◆ **TASK DETAILS**: Exact copies of all the lines below are wanted, without a single picture.

[Data records for software interfaces]
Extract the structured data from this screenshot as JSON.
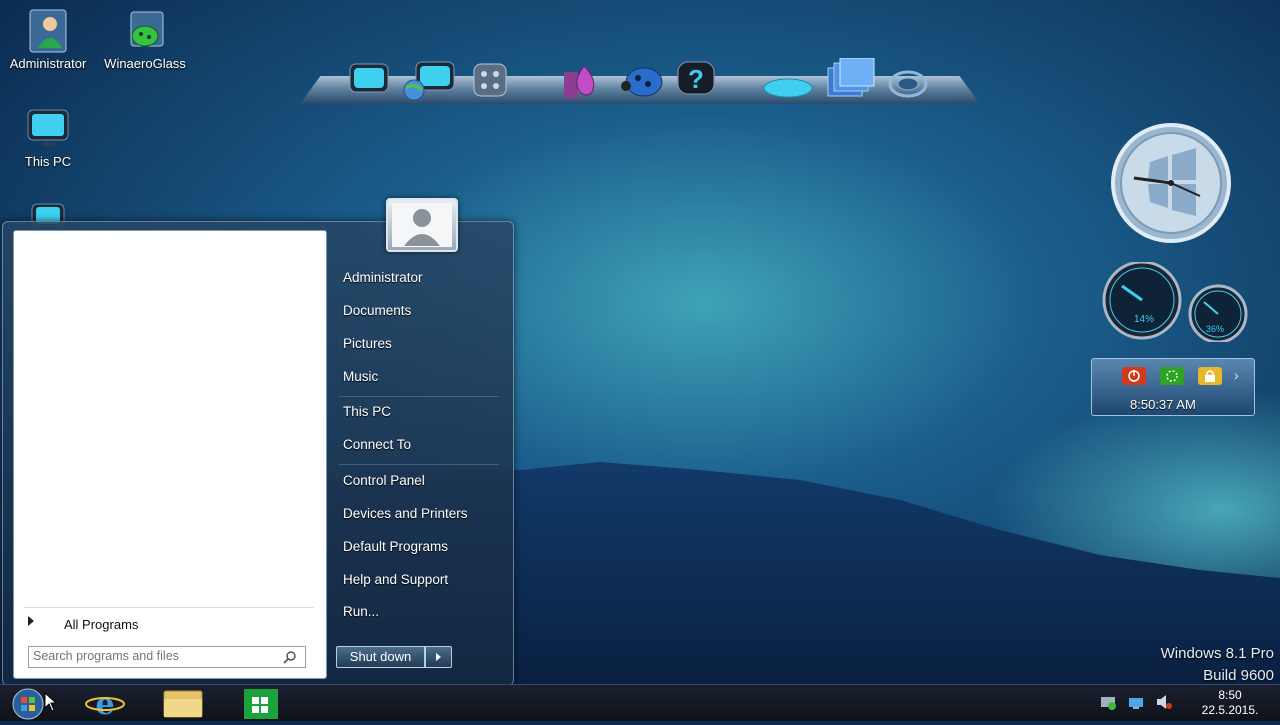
{
  "desktop": {
    "icons": [
      {
        "label": "Administrator"
      },
      {
        "label": "WinaeroGlass"
      },
      {
        "label": "This PC"
      }
    ]
  },
  "start_menu": {
    "all_programs": "All Programs",
    "search_placeholder": "Search programs and files",
    "right_items": [
      "Administrator",
      "Documents",
      "Pictures",
      "Music",
      "This PC",
      "Connect To",
      "Control Panel",
      "Devices and Printers",
      "Default Programs",
      "Help and Support",
      "Run..."
    ],
    "shutdown": "Shut down"
  },
  "gadgets": {
    "time": "8:50:37 AM",
    "cpu_percent": "14%",
    "ram_percent": "36%"
  },
  "watermark": {
    "line1": "Windows 8.1 Pro",
    "line2": "Build 9600"
  },
  "taskbar": {
    "clock_time": "8:50",
    "clock_date": "22.5.2015."
  },
  "colors": {
    "accent": "#3fd0f0",
    "taskbar": "#121722"
  }
}
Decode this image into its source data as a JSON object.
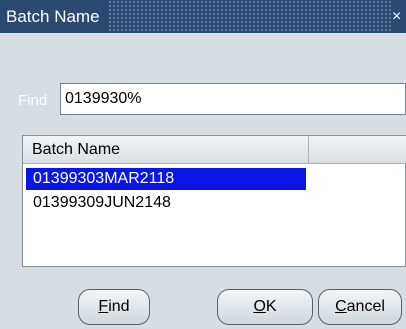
{
  "dialog": {
    "title": "Batch Name",
    "close_glyph": "×"
  },
  "find": {
    "label": "Find",
    "value": "0139930%"
  },
  "list": {
    "header": "Batch Name",
    "rows": [
      {
        "label": "01399303MAR2118",
        "selected": true
      },
      {
        "label": "01399309JUN2148",
        "selected": false
      }
    ]
  },
  "buttons": {
    "find": {
      "mnemonic": "F",
      "rest": "ind"
    },
    "ok": {
      "mnemonic": "O",
      "rest": "K"
    },
    "cancel": {
      "mnemonic": "C",
      "rest": "ancel"
    }
  },
  "colors": {
    "titlebar": "#2a4a72",
    "background": "#d6dee4",
    "selection": "#0a16e6"
  }
}
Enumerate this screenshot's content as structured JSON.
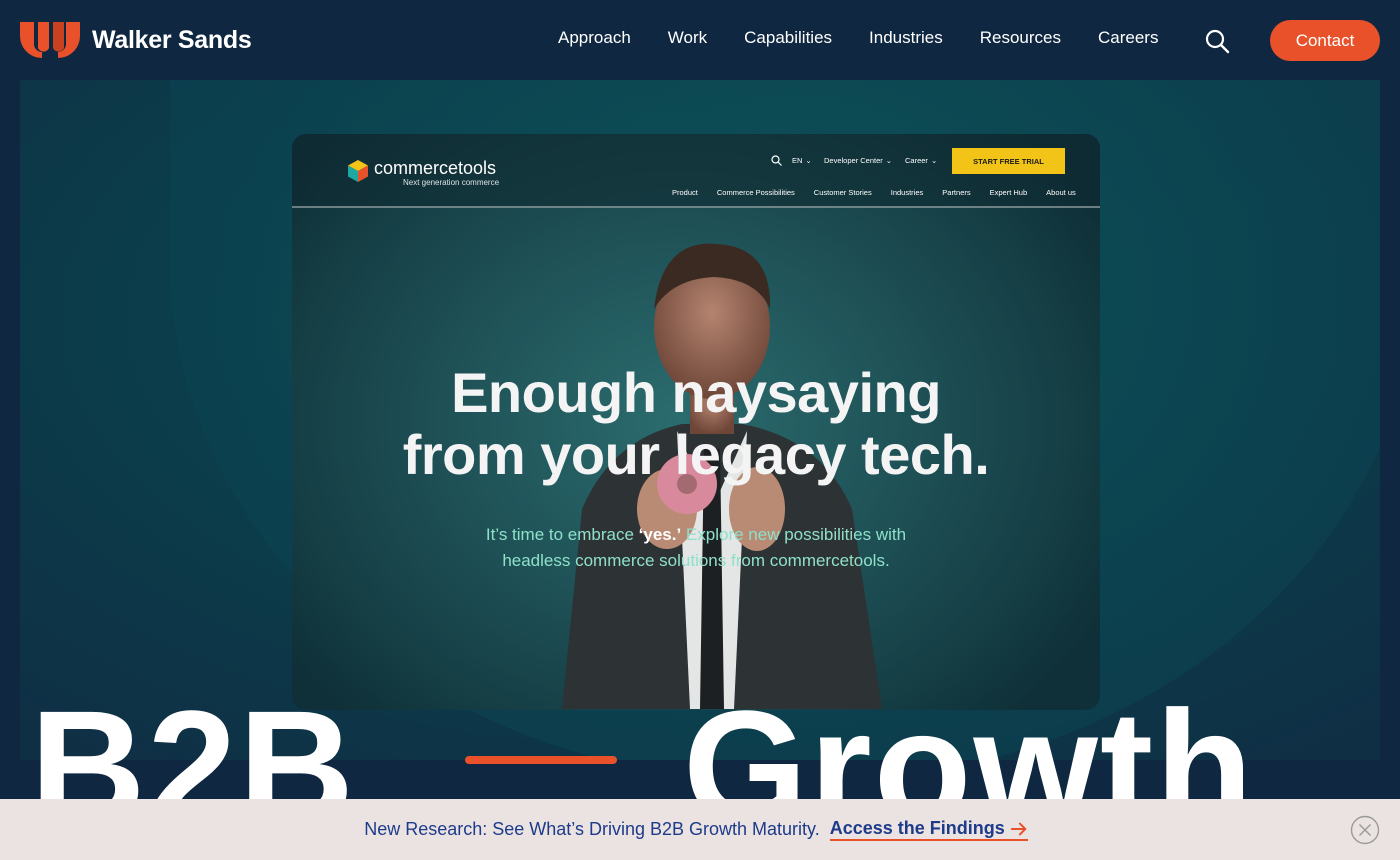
{
  "header": {
    "logo_text": "Walker Sands",
    "nav": [
      "Approach",
      "Work",
      "Capabilities",
      "Industries",
      "Resources",
      "Careers"
    ],
    "contact_label": "Contact"
  },
  "hero": {
    "screenshot": {
      "brand": "commercetools",
      "tagline": "Next generation commerce",
      "lang": "EN",
      "util_links": [
        "Developer Center",
        "Career"
      ],
      "cta": "START FREE TRIAL",
      "menu": [
        "Product",
        "Commerce Possibilities",
        "Customer Stories",
        "Industries",
        "Partners",
        "Expert Hub",
        "About us"
      ],
      "headline_line1": "Enough naysaying",
      "headline_line2": "from your legacy tech.",
      "sub_pre": "It’s time to embrace ",
      "sub_bold": "‘yes.’",
      "sub_post": " Explore new possibilities with",
      "sub_line2": "headless commerce solutions from commercetools."
    },
    "big_left": "B2B",
    "big_right": "Growth"
  },
  "announcement": {
    "text": "New Research: See What’s Driving B2B Growth Maturity.",
    "link": "Access the Findings"
  },
  "colors": {
    "accent": "#e8512a",
    "navy": "#0f2740",
    "teal": "#0b3d4a",
    "announce_bg": "#ebe3e2",
    "link_blue": "#1d3b8a"
  }
}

◆ **SOLUTION TO THE PROBLEM**:
Extract the structured data from this screenshot as JSON.
{
  "desktop": {
    "icons": [
      {
        "label": "Administrator"
      },
      {
        "label": "WinaeroGlass"
      },
      {
        "label": "This PC"
      }
    ]
  },
  "start_menu": {
    "all_programs": "All Programs",
    "search_placeholder": "Search programs and files",
    "right_items": [
      "Administrator",
      "Documents",
      "Pictures",
      "Music",
      "This PC",
      "Connect To",
      "Control Panel",
      "Devices and Printers",
      "Default Programs",
      "Help and Support",
      "Run..."
    ],
    "shutdown": "Shut down"
  },
  "gadgets": {
    "time": "8:50:37 AM",
    "cpu_percent": "14%",
    "ram_percent": "36%"
  },
  "watermark": {
    "line1": "Windows 8.1 Pro",
    "line2": "Build 9600"
  },
  "taskbar": {
    "clock_time": "8:50",
    "clock_date": "22.5.2015."
  },
  "colors": {
    "accent": "#3fd0f0",
    "taskbar": "#121722"
  }
}
Decode this image into its source data as a JSON object.
{
  "dialog": {
    "title": "Batch Name",
    "close_glyph": "×"
  },
  "find": {
    "label": "Find",
    "value": "0139930%"
  },
  "list": {
    "header": "Batch Name",
    "rows": [
      {
        "label": "01399303MAR2118",
        "selected": true
      },
      {
        "label": "01399309JUN2148",
        "selected": false
      }
    ]
  },
  "buttons": {
    "find": {
      "mnemonic": "F",
      "rest": "ind"
    },
    "ok": {
      "mnemonic": "O",
      "rest": "K"
    },
    "cancel": {
      "mnemonic": "C",
      "rest": "ancel"
    }
  },
  "colors": {
    "titlebar": "#2a4a72",
    "background": "#d6dee4",
    "selection": "#0a16e6"
  }
}
Enumerate this screenshot's content as structured JSON.
{
  "header": {
    "logo_text": "Walker Sands",
    "nav": [
      "Approach",
      "Work",
      "Capabilities",
      "Industries",
      "Resources",
      "Careers"
    ],
    "contact_label": "Contact"
  },
  "hero": {
    "screenshot": {
      "brand": "commercetools",
      "tagline": "Next generation commerce",
      "lang": "EN",
      "util_links": [
        "Developer Center",
        "Career"
      ],
      "cta": "START FREE TRIAL",
      "menu": [
        "Product",
        "Commerce Possibilities",
        "Customer Stories",
        "Industries",
        "Partners",
        "Expert Hub",
        "About us"
      ],
      "headline_line1": "Enough naysaying",
      "headline_line2": "from your legacy tech.",
      "sub_pre": "It’s time to embrace ",
      "sub_bold": "‘yes.’",
      "sub_post": " Explore new possibilities with",
      "sub_line2": "headless commerce solutions from commercetools."
    },
    "big_left": "B2B",
    "big_right": "Growth"
  },
  "announcement": {
    "text": "New Research: See What’s Driving B2B Growth Maturity.",
    "link": "Access the Findings"
  },
  "colors": {
    "accent": "#e8512a",
    "navy": "#0f2740",
    "teal": "#0b3d4a",
    "announce_bg": "#ebe3e2",
    "link_blue": "#1d3b8a"
  }
}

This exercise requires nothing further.